WHAT A SURPRISE the first time I got email from the relative of a former king of a West African country who needed my assistance to recover the late monarch’s fortune in a Swiss bank if only I would most urgently send airfare, and my social security and credit card numbers for which I would receive immediately a fee of $4 million and a royal title. The next few trillion similar messages were less amusing.
These days you don’t see as many of these blatant scams, although they do persist. The truly destructive fraudsters now bilk us in ways either more sophisticated or much simpler. The sophisticated ones come from hackers who steal personal data from big computers and loot the bank accounts of their unwitting victims. The simpler path to trouble comes when we don’t take or deliberately ignore basic security precautions.
Something like the simpler type could have happened but didn’t in New Lebanon, where the Office of the State Comptroller recently concluded one of its audits that focused in part on computer security. The auditors looked at a year-and-a-half of town records and procedures for the beginning of 2009 to mid-2010 and discovered that three people, all of whom had access to the town’s bank accounts used the same log-on name and password. One of them was not even a town employee.
When multiple people share both a log-on and password it becomes impossible to tell who did what. That’s exactly what the auditors found… or didn’t find. They couldn’t tell who handled huge amounts of town tax funds. That’s enough to make any taxpayer edgy.
State auditors found somewhat similar security problems at the Taconic Hills Central School District last winter after an audit there. And you have to marvel at what happened in the Town of Kinderhook, where a trusted employee with access to town accounts has pleaded guilty to siphoning off thousands of tax dollars for years until a new administration realized that the money was missing.
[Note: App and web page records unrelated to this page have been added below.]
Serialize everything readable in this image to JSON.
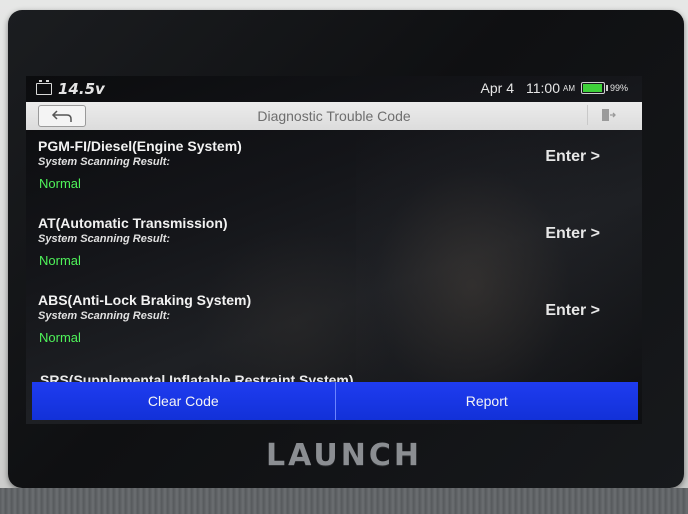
{
  "status_bar": {
    "voltage": "14.5v",
    "date": "Apr 4",
    "time": "11:00",
    "ampm": "AM",
    "battery_percent": "99%",
    "battery_level": 0.99,
    "battery_color": "#3fd13a"
  },
  "header": {
    "title": "Diagnostic Trouble Code",
    "back_icon": "back-arrow-icon",
    "exit_icon": "exit-door-icon"
  },
  "systems": [
    {
      "name": "PGM-FI/Diesel(Engine System)",
      "result_label": "System Scanning Result:",
      "result": "Normal",
      "action": "Enter >"
    },
    {
      "name": "AT(Automatic Transmission)",
      "result_label": "System Scanning Result:",
      "result": "Normal",
      "action": "Enter >"
    },
    {
      "name": "ABS(Anti-Lock Braking System)",
      "result_label": "System Scanning Result:",
      "result": "Normal",
      "action": "Enter >"
    }
  ],
  "partial_item": "SRS(Supplemental Inflatable Restraint System)",
  "footer": {
    "clear_code": "Clear Code",
    "report": "Report"
  },
  "brand": "LAUNCH",
  "colors": {
    "result_ok": "#4ff35a",
    "footer_button": "#1f3cf0"
  }
}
It does little good to berate public officials for failing to anticipate all the vulnerabilities of municipal technology. All towns and villages, school districts, the City of Hudson and county government rely on computers, and few have the resources they require to install and monitor reasonable standards of security. And even the most highly protected government and commercial systems regularly succumb to hackers.
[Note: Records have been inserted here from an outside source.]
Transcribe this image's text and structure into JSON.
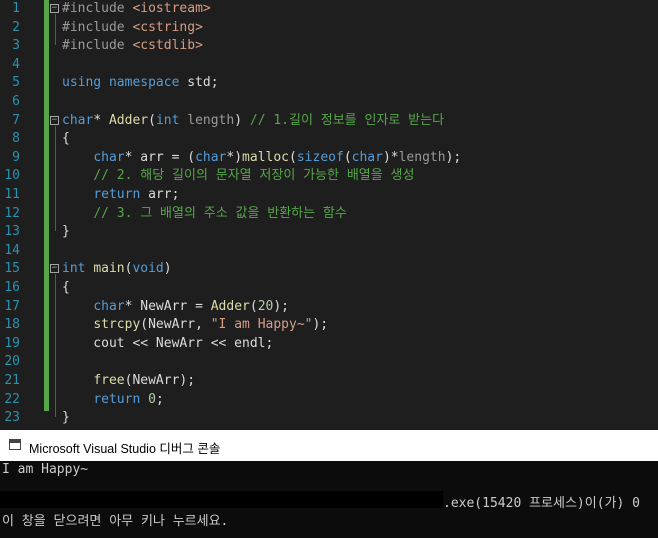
{
  "editor": {
    "lines": [
      {
        "n": "1",
        "fold": true,
        "tokens": [
          {
            "c": "pp",
            "t": "#include "
          },
          {
            "c": "inc",
            "t": "<iostream>"
          }
        ]
      },
      {
        "n": "2",
        "fold": false,
        "tokens": [
          {
            "c": "pp",
            "t": "#include "
          },
          {
            "c": "inc",
            "t": "<cstring>"
          }
        ]
      },
      {
        "n": "3",
        "fold": false,
        "tokens": [
          {
            "c": "pp",
            "t": "#include "
          },
          {
            "c": "inc",
            "t": "<cstdlib>"
          }
        ]
      },
      {
        "n": "4",
        "fold": false,
        "tokens": []
      },
      {
        "n": "5",
        "fold": false,
        "tokens": [
          {
            "c": "kw",
            "t": "using namespace"
          },
          {
            "c": "plain",
            "t": " std;"
          }
        ]
      },
      {
        "n": "6",
        "fold": false,
        "tokens": []
      },
      {
        "n": "7",
        "fold": true,
        "tokens": [
          {
            "c": "kw",
            "t": "char"
          },
          {
            "c": "plain",
            "t": "* "
          },
          {
            "c": "fn",
            "t": "Adder"
          },
          {
            "c": "plain",
            "t": "("
          },
          {
            "c": "kw",
            "t": "int"
          },
          {
            "c": "param",
            "t": " length"
          },
          {
            "c": "plain",
            "t": ") "
          },
          {
            "c": "cmt",
            "t": "// 1.길이 정보를 인자로 받는다"
          }
        ]
      },
      {
        "n": "8",
        "fold": false,
        "tokens": [
          {
            "c": "plain",
            "t": "{"
          }
        ]
      },
      {
        "n": "9",
        "fold": false,
        "tokens": [
          {
            "c": "plain",
            "t": "    "
          },
          {
            "c": "kw",
            "t": "char"
          },
          {
            "c": "plain",
            "t": "* arr = ("
          },
          {
            "c": "kw",
            "t": "char"
          },
          {
            "c": "plain",
            "t": "*)"
          },
          {
            "c": "fn",
            "t": "malloc"
          },
          {
            "c": "plain",
            "t": "("
          },
          {
            "c": "kw",
            "t": "sizeof"
          },
          {
            "c": "plain",
            "t": "("
          },
          {
            "c": "kw",
            "t": "char"
          },
          {
            "c": "plain",
            "t": ")*"
          },
          {
            "c": "param",
            "t": "length"
          },
          {
            "c": "plain",
            "t": ");"
          }
        ]
      },
      {
        "n": "10",
        "fold": false,
        "tokens": [
          {
            "c": "plain",
            "t": "    "
          },
          {
            "c": "cmt",
            "t": "// 2. 해당 길이의 문자열 저장이 가능한 배열을 생성"
          }
        ]
      },
      {
        "n": "11",
        "fold": false,
        "tokens": [
          {
            "c": "plain",
            "t": "    "
          },
          {
            "c": "kw",
            "t": "return"
          },
          {
            "c": "plain",
            "t": " arr;"
          }
        ]
      },
      {
        "n": "12",
        "fold": false,
        "tokens": [
          {
            "c": "plain",
            "t": "    "
          },
          {
            "c": "cmt",
            "t": "// 3. 그 배열의 주소 값을 반환하는 함수"
          }
        ]
      },
      {
        "n": "13",
        "fold": false,
        "tokens": [
          {
            "c": "plain",
            "t": "}"
          }
        ]
      },
      {
        "n": "14",
        "fold": false,
        "tokens": []
      },
      {
        "n": "15",
        "fold": true,
        "tokens": [
          {
            "c": "kw",
            "t": "int"
          },
          {
            "c": "plain",
            "t": " "
          },
          {
            "c": "fn",
            "t": "main"
          },
          {
            "c": "plain",
            "t": "("
          },
          {
            "c": "kw",
            "t": "void"
          },
          {
            "c": "plain",
            "t": ")"
          }
        ]
      },
      {
        "n": "16",
        "fold": false,
        "tokens": [
          {
            "c": "plain",
            "t": "{"
          }
        ]
      },
      {
        "n": "17",
        "fold": false,
        "tokens": [
          {
            "c": "plain",
            "t": "    "
          },
          {
            "c": "kw",
            "t": "char"
          },
          {
            "c": "plain",
            "t": "* NewArr = "
          },
          {
            "c": "fn",
            "t": "Adder"
          },
          {
            "c": "plain",
            "t": "("
          },
          {
            "c": "num",
            "t": "20"
          },
          {
            "c": "plain",
            "t": ");"
          }
        ]
      },
      {
        "n": "18",
        "fold": false,
        "tokens": [
          {
            "c": "plain",
            "t": "    "
          },
          {
            "c": "fn",
            "t": "strcpy"
          },
          {
            "c": "plain",
            "t": "(NewArr, "
          },
          {
            "c": "str",
            "t": "\"I am Happy~\""
          },
          {
            "c": "plain",
            "t": ");"
          }
        ]
      },
      {
        "n": "19",
        "fold": false,
        "tokens": [
          {
            "c": "plain",
            "t": "    cout << NewArr << endl;"
          }
        ]
      },
      {
        "n": "20",
        "fold": false,
        "tokens": []
      },
      {
        "n": "21",
        "fold": false,
        "tokens": [
          {
            "c": "plain",
            "t": "    "
          },
          {
            "c": "fn",
            "t": "free"
          },
          {
            "c": "plain",
            "t": "(NewArr);"
          }
        ]
      },
      {
        "n": "22",
        "fold": false,
        "tokens": [
          {
            "c": "plain",
            "t": "    "
          },
          {
            "c": "kw",
            "t": "return"
          },
          {
            "c": "plain",
            "t": " "
          },
          {
            "c": "num",
            "t": "0"
          },
          {
            "c": "plain",
            "t": ";"
          }
        ]
      },
      {
        "n": "23",
        "fold": false,
        "tokens": [
          {
            "c": "plain",
            "t": "}"
          }
        ]
      }
    ]
  },
  "console": {
    "title": "Microsoft Visual Studio 디버그 콘솔",
    "output_line": "I am Happy~",
    "exit_text": ".exe(15420 프로세스)이(가) 0",
    "prompt_line": "이 창을 닫으려면 아무 키나 누르세요."
  },
  "colors": {
    "editor_bg": "#1e1e1e",
    "keyword": "#569cd6",
    "comment": "#57a64a",
    "string": "#d69d85",
    "line_number": "#2b91af",
    "console_bg": "#0c0c0c"
  }
}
The comptroller’s audits help, by making officials aware of the problems and suggesting changes that promote accountability and reduce the opportunities for larceny. But it seems odd with all the calls for consolidation in government that so little is said about the benefits of a cooperative approach to information technology throughout the county.
County government has taken important steps lately to improve its information technology, called “IT” in nerd-speak. Under the direction of the county’s new chief technology officer, Randy Wheeler, county agencies have reduced costs by removing the buggy whips from the computer rooms, jettisoning outdated hardware and adding ways to share data more effectively. I assume that improved security is also a goal in this process.
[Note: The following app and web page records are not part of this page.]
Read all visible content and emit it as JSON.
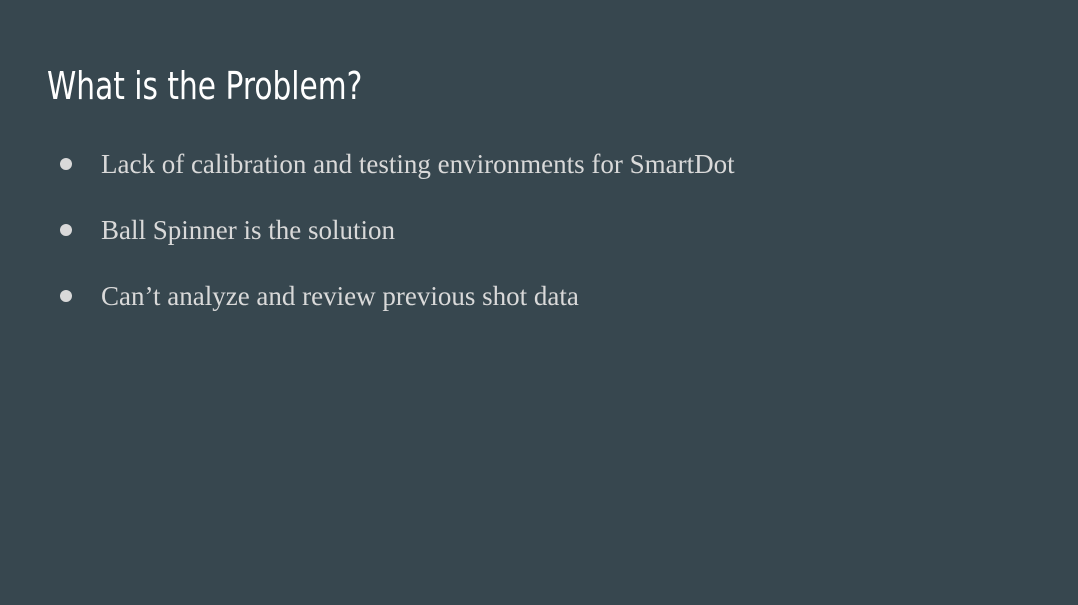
{
  "slide": {
    "title": "What is the Problem?",
    "bullets": [
      "Lack of calibration and testing environments for SmartDot",
      "Ball Spinner is the solution",
      "Can’t analyze and review previous shot data"
    ]
  },
  "colors": {
    "background": "#37474f",
    "title": "#ffffff",
    "body_text": "#d9d9d9"
  }
}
These improvements beg the question of how soon will it be before the towns, villages, city — even the school districts – can share in the knowledge and the capacity being developed by the county.
I can hear teeth gnashing right now as supervisors, mayors and superintendents imagine ways to resist the encroachment of Big Brother at 401 State Street, the county office building in Hudson. But why should each municipality operate and maintain its own separate IT system? How long can taxpayers afford this duplication of expensive technology?
Critics might argue that with separate systems, if the county IT network croaks, at least local governments can continue to function normally. But one of the other findings of the comptroller’s New Lebanon and Taconic Hills audits was that neither the town nor the school district had an adequate disaster recovery plan. And while the county is likely to have the resources handle most emergencies, how many towns can make the same claim when it comes to IT?
Lately the county Board of Supervisors has emphasized the need for more floor space to house its operations. But the recent state audits suggest that a bigger challenge confronts us. It’s time to shift the focus from where people work to the tools they have to do their jobs. We need to create secure, reliable IT systems at every level of government in Columbia County.